__WORK REQUEST__
From the records below, copy each line that has the word "METFORMINE" in it.

◇ ◇ ◇

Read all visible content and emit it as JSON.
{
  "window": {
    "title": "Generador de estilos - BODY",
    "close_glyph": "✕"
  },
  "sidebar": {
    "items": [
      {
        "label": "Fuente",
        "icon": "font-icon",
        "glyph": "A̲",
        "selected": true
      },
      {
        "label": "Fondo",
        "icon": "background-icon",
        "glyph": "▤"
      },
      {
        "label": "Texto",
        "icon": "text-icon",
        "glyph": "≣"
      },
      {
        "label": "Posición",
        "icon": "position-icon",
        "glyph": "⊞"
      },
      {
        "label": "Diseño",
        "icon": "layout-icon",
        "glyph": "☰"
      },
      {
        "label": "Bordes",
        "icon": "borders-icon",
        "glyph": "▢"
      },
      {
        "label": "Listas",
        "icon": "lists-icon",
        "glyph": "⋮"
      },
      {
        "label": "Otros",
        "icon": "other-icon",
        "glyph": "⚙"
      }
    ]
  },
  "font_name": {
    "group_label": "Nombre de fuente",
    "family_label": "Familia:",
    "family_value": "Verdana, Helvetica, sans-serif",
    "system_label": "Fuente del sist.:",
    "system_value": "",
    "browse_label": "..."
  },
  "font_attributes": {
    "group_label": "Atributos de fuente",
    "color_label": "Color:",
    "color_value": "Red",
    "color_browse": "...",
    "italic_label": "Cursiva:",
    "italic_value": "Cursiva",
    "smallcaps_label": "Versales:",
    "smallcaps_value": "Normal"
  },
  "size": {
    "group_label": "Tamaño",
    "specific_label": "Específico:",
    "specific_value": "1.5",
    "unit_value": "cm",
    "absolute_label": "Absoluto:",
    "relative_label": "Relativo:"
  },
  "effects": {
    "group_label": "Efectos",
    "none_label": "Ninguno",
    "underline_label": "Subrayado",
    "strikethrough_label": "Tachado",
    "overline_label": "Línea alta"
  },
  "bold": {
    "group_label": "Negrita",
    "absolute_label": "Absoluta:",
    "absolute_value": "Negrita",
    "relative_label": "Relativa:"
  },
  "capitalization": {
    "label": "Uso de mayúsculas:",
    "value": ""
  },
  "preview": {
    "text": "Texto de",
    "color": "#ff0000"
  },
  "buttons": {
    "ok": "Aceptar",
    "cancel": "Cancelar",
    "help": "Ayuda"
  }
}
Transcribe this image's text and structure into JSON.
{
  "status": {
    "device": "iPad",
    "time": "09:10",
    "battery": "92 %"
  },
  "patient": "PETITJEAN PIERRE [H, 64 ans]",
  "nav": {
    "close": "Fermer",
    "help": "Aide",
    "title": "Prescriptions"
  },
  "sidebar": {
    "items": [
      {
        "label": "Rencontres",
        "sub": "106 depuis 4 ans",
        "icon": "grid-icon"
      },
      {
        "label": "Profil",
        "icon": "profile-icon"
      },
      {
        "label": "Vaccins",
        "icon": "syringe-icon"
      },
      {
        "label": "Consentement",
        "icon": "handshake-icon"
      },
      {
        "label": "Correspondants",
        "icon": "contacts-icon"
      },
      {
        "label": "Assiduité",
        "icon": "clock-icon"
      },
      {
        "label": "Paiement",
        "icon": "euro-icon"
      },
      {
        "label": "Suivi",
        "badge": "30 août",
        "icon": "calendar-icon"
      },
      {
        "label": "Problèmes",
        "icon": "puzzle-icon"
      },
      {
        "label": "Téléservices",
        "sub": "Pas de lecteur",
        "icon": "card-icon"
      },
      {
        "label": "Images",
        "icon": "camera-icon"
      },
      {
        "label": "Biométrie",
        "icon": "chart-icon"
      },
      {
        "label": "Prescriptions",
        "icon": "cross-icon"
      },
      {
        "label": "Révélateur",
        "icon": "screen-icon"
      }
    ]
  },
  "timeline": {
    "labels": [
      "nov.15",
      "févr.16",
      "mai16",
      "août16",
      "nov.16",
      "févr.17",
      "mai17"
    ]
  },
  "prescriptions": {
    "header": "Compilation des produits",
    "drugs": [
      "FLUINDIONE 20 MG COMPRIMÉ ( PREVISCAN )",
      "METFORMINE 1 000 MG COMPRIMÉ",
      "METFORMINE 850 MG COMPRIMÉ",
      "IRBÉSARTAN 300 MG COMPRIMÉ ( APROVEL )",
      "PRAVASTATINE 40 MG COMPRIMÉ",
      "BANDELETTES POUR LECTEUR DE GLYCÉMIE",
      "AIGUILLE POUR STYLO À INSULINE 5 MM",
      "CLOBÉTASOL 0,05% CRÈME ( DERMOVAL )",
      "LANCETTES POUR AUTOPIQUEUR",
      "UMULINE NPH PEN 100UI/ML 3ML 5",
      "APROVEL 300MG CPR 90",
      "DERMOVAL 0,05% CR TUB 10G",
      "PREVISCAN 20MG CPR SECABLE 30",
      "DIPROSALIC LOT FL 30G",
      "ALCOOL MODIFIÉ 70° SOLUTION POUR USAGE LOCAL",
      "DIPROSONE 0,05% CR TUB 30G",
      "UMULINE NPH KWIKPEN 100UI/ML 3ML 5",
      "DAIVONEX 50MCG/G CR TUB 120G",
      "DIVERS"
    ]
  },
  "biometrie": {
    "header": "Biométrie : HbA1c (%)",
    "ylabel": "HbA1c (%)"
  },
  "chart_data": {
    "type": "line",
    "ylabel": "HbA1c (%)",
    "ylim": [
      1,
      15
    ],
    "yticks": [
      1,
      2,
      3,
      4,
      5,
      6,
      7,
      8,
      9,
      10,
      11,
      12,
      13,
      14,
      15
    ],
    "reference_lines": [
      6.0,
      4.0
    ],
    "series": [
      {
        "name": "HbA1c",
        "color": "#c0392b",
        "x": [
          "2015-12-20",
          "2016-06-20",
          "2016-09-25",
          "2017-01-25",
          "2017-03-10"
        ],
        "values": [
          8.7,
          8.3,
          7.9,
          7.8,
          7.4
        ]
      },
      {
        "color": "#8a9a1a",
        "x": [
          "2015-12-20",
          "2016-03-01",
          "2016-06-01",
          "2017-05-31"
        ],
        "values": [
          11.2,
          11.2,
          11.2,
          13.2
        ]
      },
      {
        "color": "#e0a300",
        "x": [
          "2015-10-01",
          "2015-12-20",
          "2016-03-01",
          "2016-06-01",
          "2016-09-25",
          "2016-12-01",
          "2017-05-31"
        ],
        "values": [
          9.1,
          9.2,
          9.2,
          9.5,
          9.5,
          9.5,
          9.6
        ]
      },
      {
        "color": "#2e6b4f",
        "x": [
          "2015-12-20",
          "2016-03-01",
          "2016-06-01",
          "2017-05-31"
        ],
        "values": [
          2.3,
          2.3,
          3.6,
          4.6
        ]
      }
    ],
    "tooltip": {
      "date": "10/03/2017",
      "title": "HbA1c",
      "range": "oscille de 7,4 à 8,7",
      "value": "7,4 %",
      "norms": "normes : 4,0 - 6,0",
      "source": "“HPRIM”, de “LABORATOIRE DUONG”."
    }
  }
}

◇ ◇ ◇

__WRITTEN RESPONSE__
      "METFORMINE 1 000 MG COMPRIMÉ",
      "METFORMINE 850 MG COMPRIMÉ",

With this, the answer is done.